The Council failed to recognize the importance of sexuality education in addressing gender inequalities; women’s and girls’ right to have control over one’s sexuality, sexual and reproductive health, and reproductive rights; and the need to repeal laws that criminalise adultery, or pardon marital rape and rapists who marry their victims. During negotiations on the resolution, a number of States strongly criticised the afore-mentioned report of the Working Group as well as parts of the text of the resolution for, in their view, representing culture and religion as problematic instead of interpretations and distortions of culture.

The resolution on Strengthening efforts to prevent and eliminate child, early and forced marriage was run by 14 countries: Argentina, Canada, Ethiopia, Honduras, Italy, Maldives, Montenegro, Netherlands, Poland, Sierra Leone, Switzerland, United Kingdom of Great Britain and Northern Ireland, Uruguay, and Zambia.

The first resolution on this issue was adopted by the Council in September 2013, and led to the development of a report and a panel discussion. This year’s resolution was the first substantive resolution at the Council on the issue. It was adopted by consensus, and co-sponsored by 88 countries so far.

The Council, through this resolution, recognizes that child, early and forced marriage violates the human rights of girls and women, and is caused primarily by deep-rooted gender inequalities, norms and stereotypes. Accordingly, it emphasizes the importance of the empowerment of and investment in women and girls, informing them about their legal rights, and ensuring their participation in all levels of decision making. It also calls upon States to ensure women’s and girls’ reproductive rights, right to have control over and decide freely and responsibly on matters related to their sexuality, and rights in marriage, divorce, child custody, inheritance, ownership of land and productive resources.

Crucially, this is the first ever UN resolution to make reference to the human rights of girls to have control over and decide freely and responsibly on matters related to their sexuality, including sexual and reproductive health, and reproductive rights. This is an advance from the 2014 UN General Assembly resolution on the same subject where girls were excluded from this reference.

Further, the Council calls upon States to enforce laws and policies to prevent the practice, and to remove provisions that enable perpetrators of rape, sexual abuse or abduction to escape prosecution and punishment by marrying their victims. It also urges States to provide a range of support services to girls, adolescents and women who have already been subjected to child, early and forced marriage.

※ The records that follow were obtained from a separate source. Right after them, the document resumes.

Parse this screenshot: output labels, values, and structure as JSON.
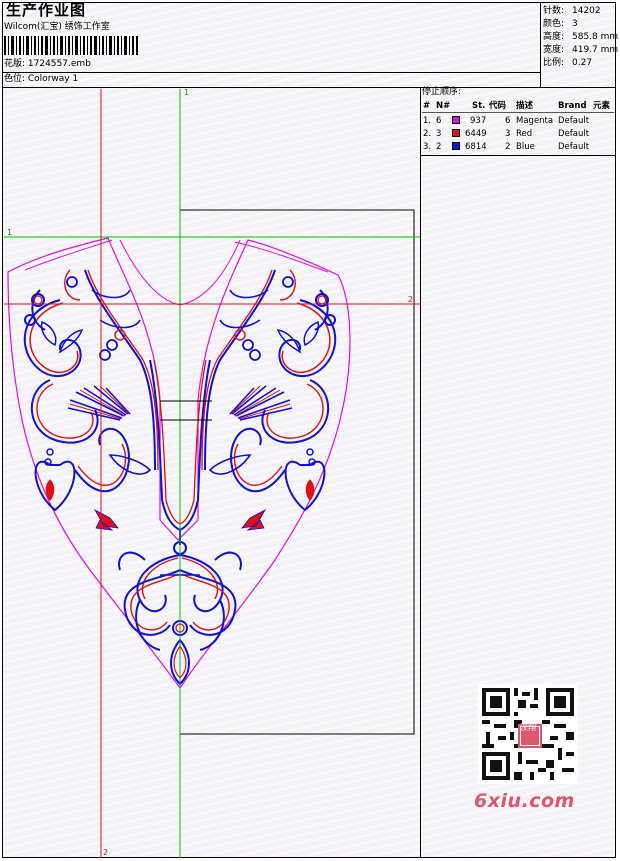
{
  "header": {
    "title": "生产作业图",
    "company": "Wilcom(汇宝) 绣饰工作室",
    "design_label": "花版: 1724557.emb",
    "colorway_label": "色位: Colorway 1"
  },
  "stats": [
    {
      "label": "针数:",
      "value": "14202"
    },
    {
      "label": "颜色:",
      "value": "3"
    },
    {
      "label": "高度:",
      "value": "585.8 mm"
    },
    {
      "label": "宽度:",
      "value": "419.7 mm"
    },
    {
      "label": "比例:",
      "value": "0.27"
    }
  ],
  "stop_sequence": {
    "title": "停止顺序:",
    "columns": [
      "#",
      "N#",
      "St.",
      "代码",
      "描述",
      "Brand",
      "元素"
    ],
    "rows": [
      {
        "num": "1.",
        "n": "6",
        "color": "#e010e0",
        "st": "937",
        "code": "6",
        "desc": "Magenta",
        "brand": "Default"
      },
      {
        "num": "2.",
        "n": "3",
        "color": "#e01010",
        "st": "6449",
        "code": "3",
        "desc": "Red",
        "brand": "Default"
      },
      {
        "num": "3.",
        "n": "2",
        "color": "#1010e0",
        "st": "6814",
        "code": "2",
        "desc": "Blue",
        "brand": "Default"
      }
    ]
  },
  "axis_labels": {
    "v_green_top": "1",
    "h_green_left": "1",
    "h_red_right": "2",
    "v_red_bottom": "2"
  },
  "watermark": "6xiu.com",
  "qr_center_text": "汉翔",
  "colors": {
    "guide_green": "#00c000",
    "guide_red": "#e01010",
    "outline_magenta": "#e010e0",
    "embroidery_blue": "#1010e0"
  }
}
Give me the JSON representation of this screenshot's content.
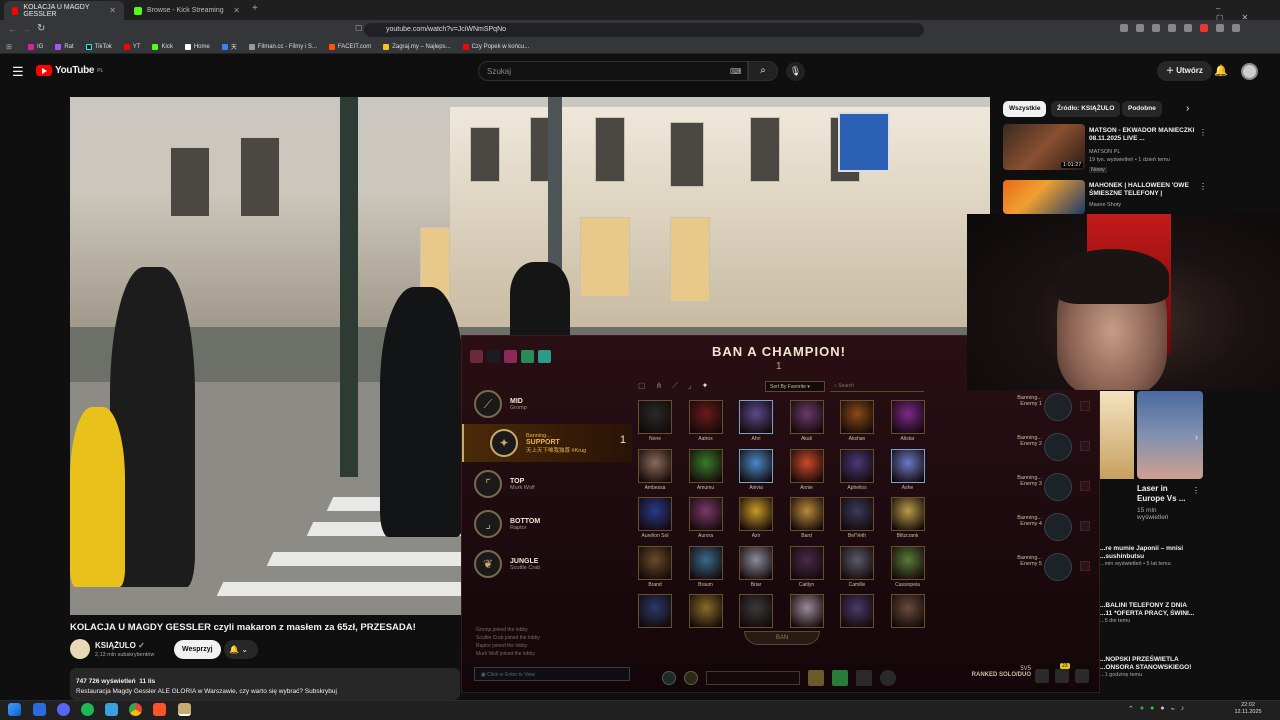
{
  "browser": {
    "tabs": [
      {
        "label": "KOLACJA U MAGDY GESSLER",
        "active": true
      },
      {
        "label": "Browse - Kick Streaming",
        "active": false
      }
    ],
    "new_tab": "+",
    "url": "youtube.com/watch?v=JciWNmSPqNo",
    "bookmarks": [
      "IG",
      "Rat",
      "TikTok",
      "YT",
      "Kick",
      "Home",
      "天",
      "Filman.cc - Filmy i S...",
      "FACEIT.com",
      "Zagraj.my – Najleps...",
      "Czy Popek w końcu..."
    ]
  },
  "youtube": {
    "logo": "YouTube",
    "region": "PL",
    "search_placeholder": "Szukaj",
    "create_label": "Utwórz",
    "video": {
      "title": "KOLACJA U MAGDY GESSLER czyli makaron z masłem za 65zł, PRZESADA!",
      "channel": "KSIĄŻULO",
      "subscribers": "2,13 mln subskrybentów",
      "support_btn": "Wesprzyj",
      "views": "747 726 wyświetleń",
      "date": "11 lis",
      "description": "Restauracja Magdy Gessler ALE GLORIA w Warszawie, czy warto się wybrać? Subskrybuj"
    },
    "chips": [
      "Wszystkie",
      "Źródło: KSIĄŻULO",
      "Podobne"
    ],
    "sidebar": [
      {
        "title": "MATSON - EKWADOR MANIECZKI 08.11.2025 LIVE ...",
        "channel": "MATSON PL",
        "meta": "19 tys. wyświetleń • 1 dzień temu",
        "badge": "Nowy",
        "duration": "1:01:27"
      },
      {
        "title": "MAHONEK | HALLOWEEN 'OWE ŚMIESZNE TELEFONY |",
        "channel": "Masne Shoty",
        "meta": "",
        "badge": "",
        "duration": ""
      }
    ],
    "sidebar_partial": [
      {
        "title": "Laser in Europe Vs ...",
        "meta": "15 mln wyświetleń"
      },
      {
        "title": "...re mumie Japonii – mnisi ...sushinbutsu",
        "meta": "...min wyświetleń • 5 lat temu"
      },
      {
        "title": "...BALINI TELEFONY Z DNIA ...11 *OFERTA PRACY, ŚWINI...",
        "meta": "...5 dni temu"
      },
      {
        "title": "...NOPSKI PRZEŚWIETLA ...ONSORA STANOWSKIEGO!",
        "meta": "...1 godzinę temu"
      }
    ]
  },
  "lol": {
    "title": "BAN A CHAMPION!",
    "ban_count": "1",
    "sort_label": "Sort By Favorite",
    "search_placeholder": "Search",
    "roles": [
      {
        "role": "MID",
        "player": "Gromp",
        "active": false
      },
      {
        "role": "SUPPORT",
        "player": "天上天下唯我独尊 #Krug",
        "status": "Banning...",
        "active": true,
        "count": "1"
      },
      {
        "role": "TOP",
        "player": "Murk Wolf",
        "active": false
      },
      {
        "role": "BOTTOM",
        "player": "Raptor",
        "active": false
      },
      {
        "role": "JUNGLE",
        "player": "Scuttle Crab",
        "active": false
      }
    ],
    "champions": [
      "None",
      "Aatrox",
      "Ahri",
      "Akali",
      "Akshan",
      "Alistar",
      "Ambessa",
      "Amumu",
      "Anivia",
      "Annie",
      "Aphelios",
      "Ashe",
      "Aurelion Sol",
      "Aurora",
      "Azir",
      "Bard",
      "Bel'Veth",
      "Blitzcrank",
      "Brand",
      "Braum",
      "Briar",
      "Caitlyn",
      "Camille",
      "Cassiopeia",
      "",
      "",
      "",
      "",
      "",
      ""
    ],
    "enemies": [
      {
        "status": "Banning...",
        "name": "Enemy 1"
      },
      {
        "status": "Banning...",
        "name": "Enemy 2"
      },
      {
        "status": "Banning...",
        "name": "Enemy 3"
      },
      {
        "status": "Banning...",
        "name": "Enemy 4"
      },
      {
        "status": "Banning...",
        "name": "Enemy 5"
      }
    ],
    "ban_button": "BAN",
    "chat": [
      "Gromp joined the lobby",
      "Scuttle Crab joined the lobby",
      "Raptor joined the lobby",
      "Murk Wolf joined the lobby"
    ],
    "chat_placeholder": "Click or Enter to View",
    "mode": "RANKED SOLO/DUO",
    "mode_sub": "5V5",
    "notif_count": "23"
  },
  "taskbar": {
    "time": "22:02",
    "date": "12.11.2025"
  },
  "colors": {
    "yt_red": "#ff0000",
    "lol_gold": "#c8aa6e",
    "lol_bg": "#1b0a0e"
  }
}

The Council emphasizes the critical importance of ensuring women’s and girls’ access to justice, accountability mechanisms and remedies, education, training, decent work, social protection, sexual and reproductive health information, education and services. The importance of changing social norms and raising community awareness, including with adolescents, families, and community leaders is also emphasized. Finally, it requests the convening of an expert workshop to review existing strategies to address child, early and forced marriage and make recommendations for further action by States.